- Hardcover: 256 pages
- Publisher: Crown (May 22, 2012)
- ISBN-10: 0307395057
- Source: Publisher
Clover is a mom in her early fifties. Due to her husband’s busy schedule as a pediatrician, she gave up her passion as a journalist to attend to her children’s very busy social schedules. Her routine consists of making lunches, transporting her children to and from activities, cleaning the house and making dinner. She’s never really noticed by her family, including her husband Arthur, unless one of these obligations goes unfulfilled.
One morning, she steps out of the shower, looks in the mirror as she brushes her teeth, only to find she can’t see herself. It isn’t due to the steam on the mirror; she’s literally invisible. Obviously, she panics, pulling her son out of bed, questioning of he can see her. A college-graduate that has returned home as he struggles to find a job, Nick barely lifts his head to acknowledge his mother’s presence, much less look at her.
Minutes later she walks past a mirror and Clover is able to see her reflection. Puzzled by what happened, slightly concerned that these were symptoms of a stroke, Clover rushes to her best friend Gilda’s house across the street. Clover explains what happened, but Gilda takes it all in stride, assuming Clover’s claims of being invisible aren’t literal.

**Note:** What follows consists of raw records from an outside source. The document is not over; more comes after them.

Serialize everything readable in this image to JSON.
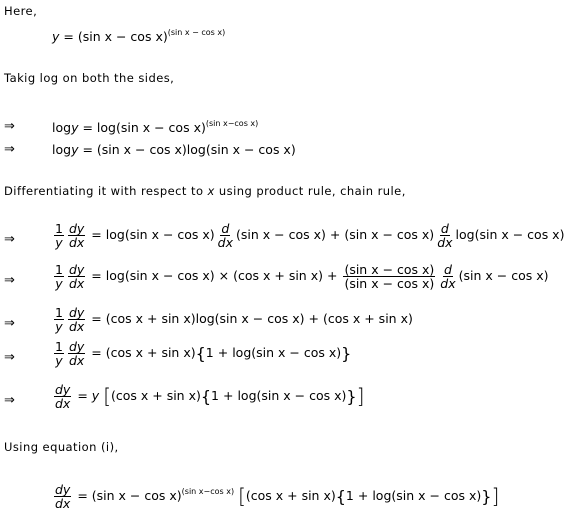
{
  "intro": {
    "here": "Here,",
    "taking_log": "Takig  log  on  both  the  sides,",
    "differentiating": "Differentiating it with respect to",
    "diff_var": "x",
    "diff_rest": "using product rule, chain rule,",
    "using_eq": "Using  equation  (i),",
    "arrow": "⇒"
  },
  "eq": {
    "y": "y",
    "eq": "=",
    "base": "(sin x − cos x)",
    "exp": "(sin x − cos x)",
    "exp2": "(sin x−cos x)",
    "log": "log",
    "sin_cos": "(sin x − cos x)",
    "cos_sin": "(cos x + sin x)",
    "one": "1",
    "d": "d",
    "dx": "dx",
    "dy": "dy",
    "plus": "+",
    "times": "×"
  }
}
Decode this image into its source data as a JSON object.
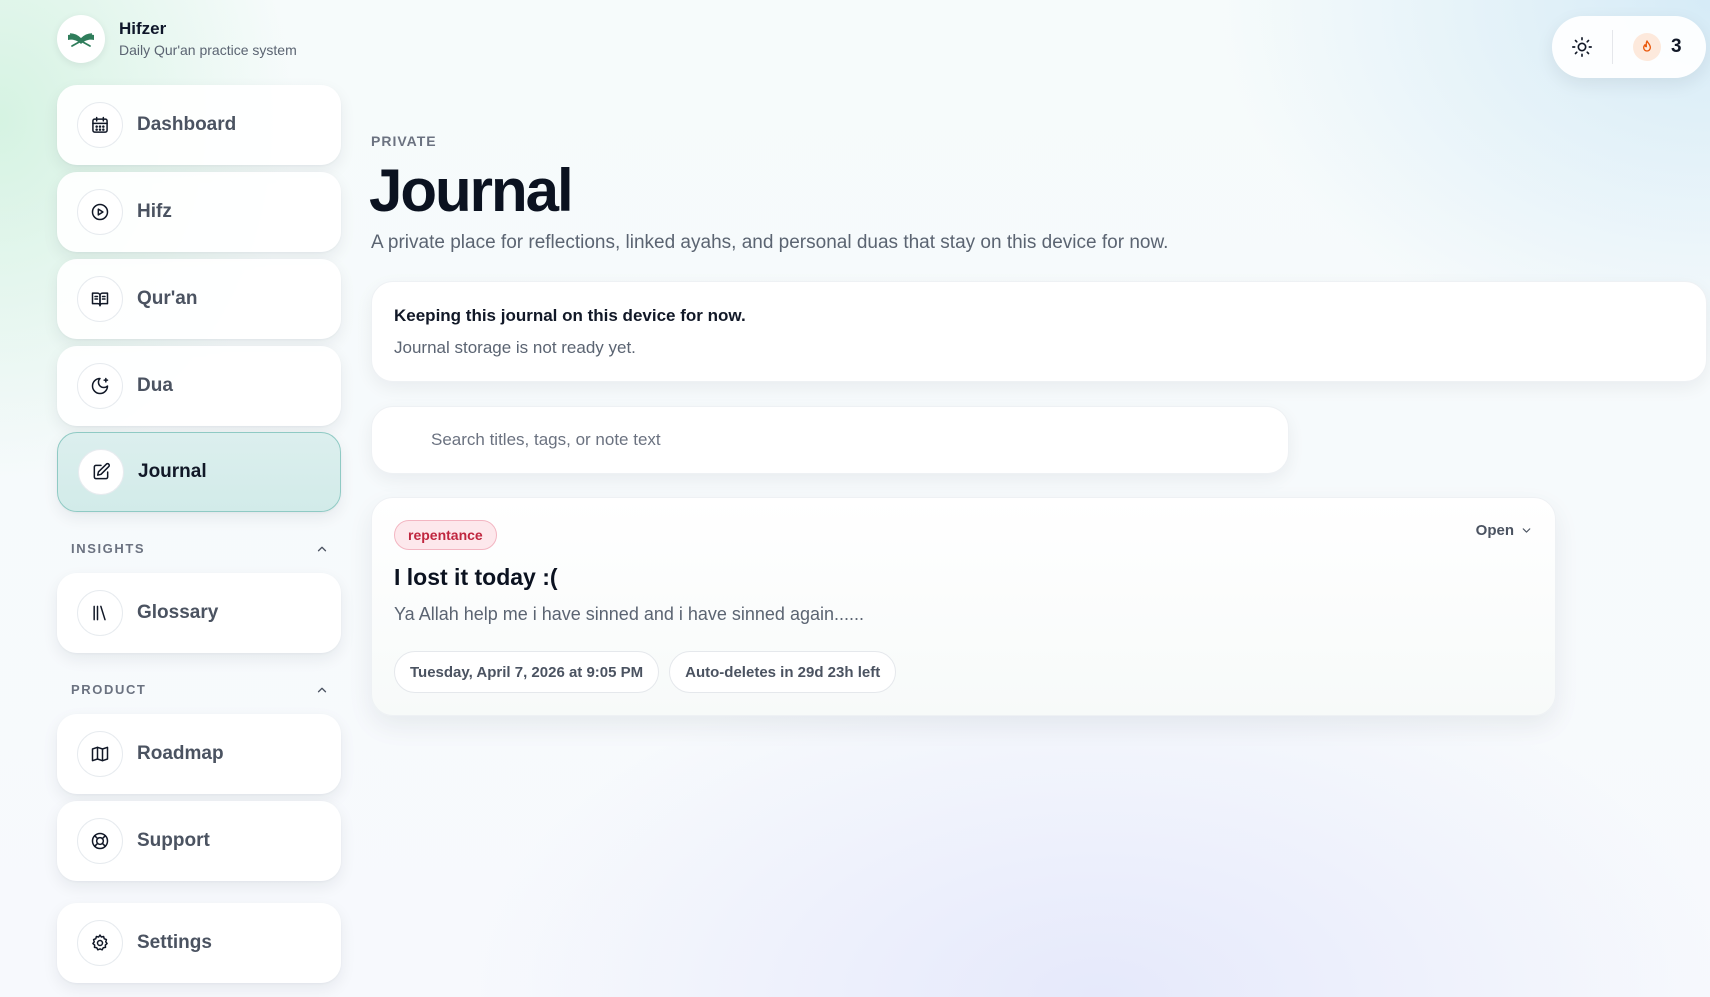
{
  "brand": {
    "name": "Hifzer",
    "tagline": "Daily Qur'an practice system"
  },
  "nav": {
    "items": [
      {
        "label": "Dashboard",
        "icon": "calendar-icon"
      },
      {
        "label": "Hifz",
        "icon": "play-circle-icon"
      },
      {
        "label": "Qur'an",
        "icon": "book-open-icon"
      },
      {
        "label": "Dua",
        "icon": "moon-star-icon"
      },
      {
        "label": "Journal",
        "icon": "edit-square-icon",
        "active": true
      }
    ],
    "insights": {
      "title": "INSIGHTS",
      "items": [
        {
          "label": "Glossary",
          "icon": "library-icon"
        }
      ]
    },
    "product": {
      "title": "PRODUCT",
      "items": [
        {
          "label": "Roadmap",
          "icon": "map-icon"
        },
        {
          "label": "Support",
          "icon": "life-buoy-icon"
        }
      ]
    },
    "settings": {
      "label": "Settings",
      "icon": "gear-icon"
    }
  },
  "topbar": {
    "theme_icon": "sun-icon",
    "streak_icon": "flame-icon",
    "streak_count": "3"
  },
  "page": {
    "eyebrow": "PRIVATE",
    "title": "Journal",
    "description": "A private place for reflections, linked ayahs, and personal duas that stay on this device for now."
  },
  "notice": {
    "title": "Keeping this journal on this device for now.",
    "body": "Journal storage is not ready yet."
  },
  "search": {
    "placeholder": "Search titles, tags, or note text",
    "value": ""
  },
  "entries": [
    {
      "tag": "repentance",
      "action": "Open",
      "title": "I lost it today :(",
      "body": "Ya Allah help me i have sinned and i have sinned again......",
      "date": "Tuesday, April 7, 2026 at 9:05 PM",
      "expiry": "Auto-deletes in 29d 23h left"
    }
  ],
  "colors": {
    "accent": "#8fcac4",
    "tag_text": "#c0263f",
    "tag_bg": "#fde8ec"
  }
}
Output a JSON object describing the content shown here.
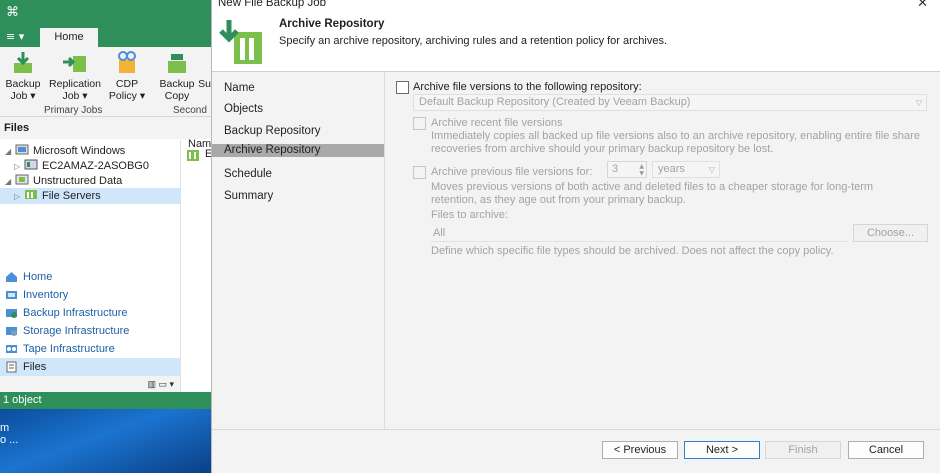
{
  "console": {
    "menu_label": "≡ ▾",
    "home_tab": "Home",
    "ribbon": [
      {
        "label": "Backup\nJob ▾"
      },
      {
        "label": "Replication\nJob ▾"
      },
      {
        "label": "CDP\nPolicy ▾"
      },
      {
        "label": "Backup\nCopy"
      },
      {
        "label": "Su"
      }
    ],
    "ribbon_groups": [
      "Primary Jobs",
      "Second"
    ],
    "files_header": "Files",
    "tree": [
      {
        "label": "Microsoft Windows",
        "icon": "windows-icon"
      },
      {
        "label": "EC2AMAZ-2ASOBG0",
        "icon": "server-icon"
      },
      {
        "label": "Unstructured Data",
        "icon": "unstructured-data-icon"
      },
      {
        "label": "File Servers",
        "icon": "file-servers-icon"
      }
    ],
    "list_fragment": "Nam",
    "list_fragment2": "E",
    "nav": [
      {
        "label": "Home",
        "icon": "home-icon"
      },
      {
        "label": "Inventory",
        "icon": "inventory-icon"
      },
      {
        "label": "Backup Infrastructure",
        "icon": "backup-infrastructure-icon"
      },
      {
        "label": "Storage Infrastructure",
        "icon": "storage-infrastructure-icon"
      },
      {
        "label": "Tape Infrastructure",
        "icon": "tape-infrastructure-icon"
      },
      {
        "label": "Files",
        "icon": "files-icon"
      }
    ],
    "status": "1 object",
    "desktop_fragments": [
      "m",
      "o ..."
    ]
  },
  "dialog": {
    "title": "New File Backup Job",
    "header_title": "Archive Repository",
    "header_desc": "Specify an archive repository, archiving rules and a retention policy for archives.",
    "steps": [
      "Name",
      "Objects",
      "Backup Repository",
      "Archive Repository",
      "Schedule",
      "Summary"
    ],
    "active_step": "Archive Repository",
    "archive_checkbox_label": "Archive file versions to the following repository:",
    "repository_value": "Default Backup Repository (Created by Veeam Backup)",
    "recent_label": "Archive recent file versions",
    "recent_desc": "Immediately copies all backed up file versions also to an archive repository, enabling entire file share recoveries from archive should your primary backup repository be lost.",
    "previous_label": "Archive previous file versions for:",
    "previous_value": "3",
    "previous_unit": "years",
    "previous_desc": "Moves previous versions of both active and deleted files to a cheaper storage for long-term retention, as they age out from your primary backup.",
    "files_to_archive_label": "Files to archive:",
    "files_to_archive_value": "All",
    "choose_button": "Choose...",
    "files_desc": "Define which specific file types should be archived. Does not affect the copy policy.",
    "buttons": {
      "previous": "< Previous",
      "next": "Next >",
      "finish": "Finish",
      "cancel": "Cancel"
    }
  },
  "colors": {
    "accent": "#2f8f5b",
    "active_step": "#a9a9a9",
    "nav_link": "#1d5fa6"
  }
}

She assures Clover that all women their age feels this way:
It’s just the plight of a woman after a certain age. No one can see you…we’re nothing but the ghosts of our former selves.
Clover goes on with the rest of her day, returning to her regular routine. The next morning, however, she wakes up to find herself invisible again. Once again, her husband and her children don’t notice. The clothes she’s wearing are visible, just not her body. Her family barely glances at her all morning, completely ignorant of the fact she’s not there.
At Gilda’s recommendation, Clover goes to the doctor who, like her children, barely acknowledge her existence. Continued to be shocked that no one other than Gilda has noticed a problem, Clover once again continues with her regular routine. Until, that is, she spots an advertisement in the paper announcing a meeting of invisible women.
At this meeting, Clover discovers a large group of women who are going through the very same experience as she. She soon realizes they all have something in common: They were all prescribed the same cocktail of drugs to battle medical issues for women of their age, including hormone replacement therapy, calcium supplements, and antidepressants. One pharmacological company is responsible for their current situation. However, like the people in each of these women’s lives, the drug company is oblivious to these women.
Meeting these other invisible women inspires Clover. She uses her “disability” to her advantage and begins to follow her family around during the day. She’s able to experience their lives in a way she was unable to before. She sees how stressful Arthur’s day is a t work, understands the frustrations her children are experiencing. She begins to repair damage to these relationships, a repair that perhaps couldn’t have been possible otherwise. Additionally, along with another invisible woman, Clover takes on the drug company that put them in this situation in the first place. In the end, her disability provides her strength to make right the wrongs in her life, giving Clover a confidence she hadn’t felt in years.
Calling Invisible Women is, without a doubt, the most unique take on the plight of women who have been forgotten and ignored by their loved ones. While I am nearly 15 years younger than Clover, I can state that there are times I have felt ignored or taken advantage of by my boys and husband. And, like with Clover’s case, this isn’t intentional. We all get caught in the daily routine of life, forgetting to be thankful for what we’ve been given. And while in this case the victims are women, I’m certain almost any individual can sympathize with Clover’s plight, feeling unappreciated or unacknowledged.
Clover embraces her invisibility with a great deal of witty humor. I’m not certain I could remain as calm as she did, given the circumstances. This leads me to the main issue I had with Clover’s character: she forgives her family for their ignorance about her condition. She sees how busy her husband’s work day is and forgives him, almost too easily. I don’t know that I would be as forgiving. Sleeping in the same bed as a person, having sex with that person, only to be oblivious to the fact they are invisible? Granted, there is a real need to suspend disbelief while reading this novel, for obvious reasons. Given there is a great deal of things I gained while reading this book, I can overlook this one issue.
In the end, Calling Invisible Women is a book that I find a large number of individuals, not only women, can relate to. Highly recommended.
Tags: Crown Books, Humor, Review, Women's Fiction